• **Exercise aim**:
Print the full listing once more, exactly as given.
== Segment start ==
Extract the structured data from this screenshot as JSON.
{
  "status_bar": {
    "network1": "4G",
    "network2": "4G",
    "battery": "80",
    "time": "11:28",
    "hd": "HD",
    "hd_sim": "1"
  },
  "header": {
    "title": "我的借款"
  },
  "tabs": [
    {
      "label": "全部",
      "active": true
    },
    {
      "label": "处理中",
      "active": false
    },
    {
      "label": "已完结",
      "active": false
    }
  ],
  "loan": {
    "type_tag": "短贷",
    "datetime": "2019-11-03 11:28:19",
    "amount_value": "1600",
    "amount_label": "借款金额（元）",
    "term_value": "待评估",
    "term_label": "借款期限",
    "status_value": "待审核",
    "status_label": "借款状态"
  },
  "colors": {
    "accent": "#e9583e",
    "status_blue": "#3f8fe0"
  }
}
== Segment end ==
• **Your solution**:
Extract the structured data from this screenshot as JSON.
{
  "status_bar": {
    "network1": "4G",
    "network2": "4G",
    "battery": "80",
    "time": "11:28",
    "hd": "HD",
    "hd_sim": "1"
  },
  "header": {
    "title": "我的借款"
  },
  "tabs": [
    {
      "label": "全部",
      "active": true
    },
    {
      "label": "处理中",
      "active": false
    },
    {
      "label": "已完结",
      "active": false
    }
  ],
  "loan": {
    "type_tag": "短贷",
    "datetime": "2019-11-03 11:28:19",
    "amount_value": "1600",
    "amount_label": "借款金额（元）",
    "term_value": "待评估",
    "term_label": "借款期限",
    "status_value": "待审核",
    "status_label": "借款状态"
  },
  "colors": {
    "accent": "#e9583e",
    "status_blue": "#3f8fe0"
  }
}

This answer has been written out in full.